Overall: Must Watch Poe adaptation.
Review can be found at: https://moviesreview101.com/2020/05/10/the-tell-tale-heart-2020-short-movie-review/
By Erebus Horror
May 9, 2020
If you were to go up to any horror fan today and ask them to reel off a list of horror influencers, who do you think would be mentioned first? King? Lovecraft? Maybe this generation of fans wouldn’t even mention literature. Perhaps the likes of Romero or Craven would precede all others?
Yet, the truth is most of the above names would probably never have been a horror icon if it wasn’t for the influencers of the 1800’s. Bram Stoker, Mary Shelley and of course Edgar Allan Poe (among many others) sowed the seeds to what is now a rainforest of Amazonian proportions. Whilst some people may forget this, relying heavily on the influences of modern day pioneers, McClain Lindquist remains true to horror’s gothic roots.

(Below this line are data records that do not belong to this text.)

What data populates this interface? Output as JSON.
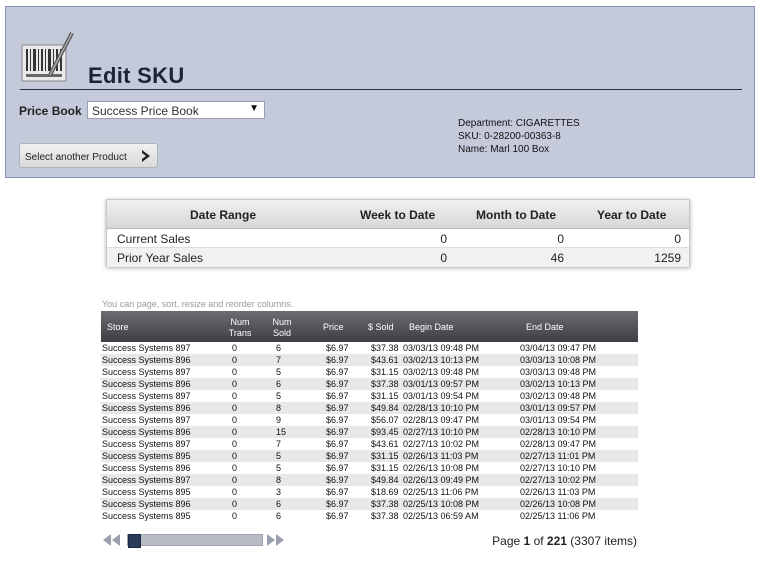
{
  "header": {
    "title": "Edit SKU",
    "price_book_label": "Price Book",
    "price_book_value": "Success Price Book",
    "select_product_label": "Select another Product"
  },
  "sku_info": {
    "department": "Department: CIGARETTES",
    "sku": "SKU: 0-28200-00363-8",
    "name": "Name: Marl 100 Box"
  },
  "sales_summary": {
    "headers": [
      "Date Range",
      "Week to Date",
      "Month to Date",
      "Year to Date"
    ],
    "rows": [
      {
        "label": "Current Sales",
        "week": "0",
        "month": "0",
        "year": "0"
      },
      {
        "label": "Prior Year Sales",
        "week": "0",
        "month": "46",
        "year": "1259"
      }
    ]
  },
  "grid": {
    "hint": "You can page, sort, resize and reorder columns.",
    "headers": {
      "store": "Store",
      "num_trans_1": "Num",
      "num_trans_2": "Trans",
      "num_sold_1": "Num",
      "num_sold_2": "Sold",
      "price": "Price",
      "sold": "$ Sold",
      "begin": "Begin Date",
      "end": "End Date"
    },
    "rows": [
      {
        "store": "Success Systems 897",
        "trans": "0",
        "sold": "6",
        "price": "$6.97",
        "amount": "$37.38",
        "begin": "03/03/13 09:48 PM",
        "end": "03/04/13 09:47 PM"
      },
      {
        "store": "Success Systems 896",
        "trans": "0",
        "sold": "7",
        "price": "$6.97",
        "amount": "$43.61",
        "begin": "03/02/13 10:13 PM",
        "end": "03/03/13 10:08 PM"
      },
      {
        "store": "Success Systems 897",
        "trans": "0",
        "sold": "5",
        "price": "$6.97",
        "amount": "$31.15",
        "begin": "03/02/13 09:48 PM",
        "end": "03/03/13 09:48 PM"
      },
      {
        "store": "Success Systems 896",
        "trans": "0",
        "sold": "6",
        "price": "$6.97",
        "amount": "$37.38",
        "begin": "03/01/13 09:57 PM",
        "end": "03/02/13 10:13 PM"
      },
      {
        "store": "Success Systems 897",
        "trans": "0",
        "sold": "5",
        "price": "$6.97",
        "amount": "$31.15",
        "begin": "03/01/13 09:54 PM",
        "end": "03/02/13 09:48 PM"
      },
      {
        "store": "Success Systems 896",
        "trans": "0",
        "sold": "8",
        "price": "$6.97",
        "amount": "$49.84",
        "begin": "02/28/13 10:10 PM",
        "end": "03/01/13 09:57 PM"
      },
      {
        "store": "Success Systems 897",
        "trans": "0",
        "sold": "9",
        "price": "$6.97",
        "amount": "$56.07",
        "begin": "02/28/13 09:47 PM",
        "end": "03/01/13 09:54 PM"
      },
      {
        "store": "Success Systems 896",
        "trans": "0",
        "sold": "15",
        "price": "$6.97",
        "amount": "$93.45",
        "begin": "02/27/13 10:10 PM",
        "end": "02/28/13 10:10 PM"
      },
      {
        "store": "Success Systems 897",
        "trans": "0",
        "sold": "7",
        "price": "$6.97",
        "amount": "$43.61",
        "begin": "02/27/13 10:02 PM",
        "end": "02/28/13 09:47 PM"
      },
      {
        "store": "Success Systems 895",
        "trans": "0",
        "sold": "5",
        "price": "$6.97",
        "amount": "$31.15",
        "begin": "02/26/13 11:03 PM",
        "end": "02/27/13 11:01 PM"
      },
      {
        "store": "Success Systems 896",
        "trans": "0",
        "sold": "5",
        "price": "$6.97",
        "amount": "$31.15",
        "begin": "02/26/13 10:08 PM",
        "end": "02/27/13 10:10 PM"
      },
      {
        "store": "Success Systems 897",
        "trans": "0",
        "sold": "8",
        "price": "$6.97",
        "amount": "$49.84",
        "begin": "02/26/13 09:49 PM",
        "end": "02/27/13 10:02 PM"
      },
      {
        "store": "Success Systems 895",
        "trans": "0",
        "sold": "3",
        "price": "$6.97",
        "amount": "$18.69",
        "begin": "02/25/13 11:06 PM",
        "end": "02/26/13 11:03 PM"
      },
      {
        "store": "Success Systems 896",
        "trans": "0",
        "sold": "6",
        "price": "$6.97",
        "amount": "$37.38",
        "begin": "02/25/13 10:08 PM",
        "end": "02/26/13 10:08 PM"
      },
      {
        "store": "Success Systems 895",
        "trans": "0",
        "sold": "6",
        "price": "$6.97",
        "amount": "$37.38",
        "begin": "02/25/13 06:59 AM",
        "end": "02/25/13 11:06 PM"
      }
    ]
  },
  "pager": {
    "page_word": "Page",
    "current": "1",
    "of_word": "of",
    "total": "221",
    "items": "(3307 items)",
    "scroll_position": 0
  }
}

Lindquist’s adaptation of ‘The Tell Tale Heart’ brings the story to life in just over 20 minutes. Staying true to Poe’s original prose, The Tell Tale Heart depicts The Narrator taking us through the dark realms of his psyche, all the while trying to convince us (and himself) that he is in fact sane.
I was initially intrigued as to how this visual portrayal would pan out. Would Lindquist stay true to the time period Poe originally perceived? Or would he give it a modern twist? The answer came within the first 20 seconds. Darkness, with only the fleeting conversation between a Police Officer and a Detective using current language. Modern day then? I’d say so… Until the words of the Police Officer conclude the dark sequence; “I hate the way he talks – It’s like an old movie.” Thus paving the way for The Narrator.
Depicted superbly by Sonny Grimsley, The Narrator’s prose, garb and mannerisms wouldn’t seem out of place on any theatrical stage. Lindquist successfully amalgamates the two time periods into one as we are taken on a journey through The Narrator’s dwindling grasp of reality. Whilst fans of Poe can be satisfied the depiction pays homage to the original, fans who have never read The Tell Tale Heart can also enjoy the traditional elements of horror throughout.
The movie contains shock, gore, suspense and most importantly it immerses the audience. We don’t just observe The Narrator’s descent into madness, we’re dragged into the abyss with him!
Alongside the great acting and directing, I feel I also need to pay tribute to the great SFX appearing throughout the movie. As you know, indie horror tends to be done on a budget, and as such we’re often treated to some cringe-worthy special effects. Yet those within The Tell Tale Heart are pretty impressive. There’s a vast amount of blood, gore and visual effects, not to mention the makeup/prosthetics used in transforming James C Morris into the old man. The SFX team have excelled and definintely need some recognition alongside everyone else involved in putting together this great short movie.
Review can be found at: https://erebushorror.wordpress.com/2020/05/09/the-tell-tale-heart/